This blog is written by Dr. Yanira Cruz, who is a non-employee guest blogger, sharing perspectives on the Hispanic population’s needs and concerns during COVID-19. Dr. Cruz’s authored content outside of this blog may not be representative of UnitedHealthcare Community & State’s perspectives or business approach and should not be considered endorsed by UnitedHealthcare.
For many of us, getting information about COVID-19 and the vaccine requires a simple search on the internet. But for our aging Hispanic populations, language barriers and limited experience with technology has made accurate, timely information difficult to access.
Since the pandemic began, our team at the National Hispanic Council on Aging (NHCOA) has tirelessly worked to get educational materials out in English, Spanish and Portuguese to help raise awareness about the virus in Hispanic communities. This has been especially critical because many individuals within this population are considered essential workers. And without access to COVID-19 information in a language that is easy to understand, it is difficult for these individuals to protect both themselves and their families.
Considering the unique needs of Hispanic communities
Every community has different needs. To better address unique concerns during COVID-19, NHCOA hosts virtual town halls across the nation, giving us the ability to take the pulse of local communities and understand the issues that are important to them. The council is also hosting online events at least two times per month, both in English and in Spanish, to talk through concerns and raise awareness around new resources and fact-based, timely information about the virus. Through co-branded communications with UnitedHealthcare Community & State, we have been able to deliver factual COVID-19 information with the help and support of stakeholders well-versed on this important topic.
Because Facebook is popular within Hispanic communities, we use the platform to host UnitedHealthcare Community & State providers who can answer questions about the vaccine, debunk inaccurate information and help address hesitancies. Through this outreach, combined with targeted communications promoted on social media, radio, television and through grassroot leaders in communities, the council has been able to keep members of the Hispanic community up to date as more information about the virus becomes available.
Digital experiences create barriers for aging Hispanic populations
Many of the aging Hispanic adults we work with are not familiar with online platforms and capabilities, like creating and using an email account. And many within this population do not have computers or smartphones in their homes, making it difficult for them to access the internet and schedule a vaccination appointment. Not only does this digital divide disproportionally impact older individuals who need the vaccine the most, but state vaccine registration sites are not always intuitive for individuals who do not speak English as their first language.
Not only does this digital divide disproportionally impact older individuals who need the vaccine the most, but state vaccine registration sites are not always intuitive for individuals who do not speak English as their first language.
To fill this access gap, NHCOA has been working to help aging Hispanic individuals register for vaccinations. Since the vaccine became available, we have managed to register a handful of individuals every day to receive their first dose. But our impact still remains relatively small due to logistical barriers, such as complicated vaccine registration forms and limited appointment slots.

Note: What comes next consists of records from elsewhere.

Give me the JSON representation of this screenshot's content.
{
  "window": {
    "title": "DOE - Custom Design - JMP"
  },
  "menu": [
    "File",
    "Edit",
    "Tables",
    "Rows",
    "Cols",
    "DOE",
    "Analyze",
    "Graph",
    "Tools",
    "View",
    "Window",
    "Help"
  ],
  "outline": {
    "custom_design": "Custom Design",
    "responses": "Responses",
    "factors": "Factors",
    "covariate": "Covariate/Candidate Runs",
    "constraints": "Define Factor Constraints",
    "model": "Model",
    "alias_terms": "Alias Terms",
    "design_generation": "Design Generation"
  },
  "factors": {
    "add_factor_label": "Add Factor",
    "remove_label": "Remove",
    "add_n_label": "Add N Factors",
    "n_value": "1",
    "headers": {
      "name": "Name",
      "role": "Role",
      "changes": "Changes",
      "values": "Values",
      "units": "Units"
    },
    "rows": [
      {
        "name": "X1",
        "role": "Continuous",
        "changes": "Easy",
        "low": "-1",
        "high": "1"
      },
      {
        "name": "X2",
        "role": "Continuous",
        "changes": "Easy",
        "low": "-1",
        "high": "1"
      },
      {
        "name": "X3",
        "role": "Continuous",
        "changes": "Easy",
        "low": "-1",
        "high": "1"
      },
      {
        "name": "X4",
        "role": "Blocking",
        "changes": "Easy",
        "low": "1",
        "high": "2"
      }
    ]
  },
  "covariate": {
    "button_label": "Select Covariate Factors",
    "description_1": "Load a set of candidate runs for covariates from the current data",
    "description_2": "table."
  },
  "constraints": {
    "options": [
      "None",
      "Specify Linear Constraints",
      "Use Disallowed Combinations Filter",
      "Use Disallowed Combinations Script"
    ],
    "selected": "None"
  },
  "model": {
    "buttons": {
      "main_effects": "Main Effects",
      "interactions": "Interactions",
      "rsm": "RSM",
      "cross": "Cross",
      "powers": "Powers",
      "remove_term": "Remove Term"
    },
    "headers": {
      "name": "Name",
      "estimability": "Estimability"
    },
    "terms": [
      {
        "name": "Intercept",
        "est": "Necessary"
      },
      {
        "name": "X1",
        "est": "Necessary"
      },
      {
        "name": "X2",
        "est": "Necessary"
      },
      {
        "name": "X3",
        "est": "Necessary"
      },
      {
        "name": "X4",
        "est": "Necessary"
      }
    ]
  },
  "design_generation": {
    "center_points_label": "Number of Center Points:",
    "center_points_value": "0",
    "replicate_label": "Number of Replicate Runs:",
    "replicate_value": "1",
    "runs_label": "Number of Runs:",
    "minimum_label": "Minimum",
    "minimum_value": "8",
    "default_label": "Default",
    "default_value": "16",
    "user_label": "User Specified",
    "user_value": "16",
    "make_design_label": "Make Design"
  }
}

Extending reach to Hispanic families and caregivers
NHCOA owns housing facilities for aging Hispanic adults who live independently in Kansas and in the Washington, DC area, making it is easy for us to deliver communications in familiar ways (e.g., letters and flyers). These communications include safety precautions, as well as information about resources such as food delivery and transportation to doctor appointments — both of which are always needed, but have been even more necessary since the pandemic.
The council has also offered housing stipends to individuals who were heavily impacted by COVID-19 due to job loss. Through the program, Hispanic families whose financial status changed as a result of the pandemic could apply, with recipients selected by the council.
Inclusivity for vaccine messaging and distribution
Governing bodies are in charge of determining vaccine distribution and allocations — but today’s models are not working for the communities that need them most. And if those of us at NHCOA are only able to sign up a handful of individuals for the vaccine each day, who will help the rest of the aging Hispanic population?
Because vaccine supplies will continue to be limited, NHCOA is encouraging state and federal governments to work with community-based organizations to make sure that vaccines are prioritized for populations who need it most. Many times, these individuals are also the ones who face barriers accessing care, meaning that distribution will need to focus not only on getting vaccines to the right communities, but also ensuring vaccination sites are accessible and that all members of the population are considered. By working with organizations that directly interact with these populations, we can help improve vaccination rates and get vaccines to the people who are living with the most risk.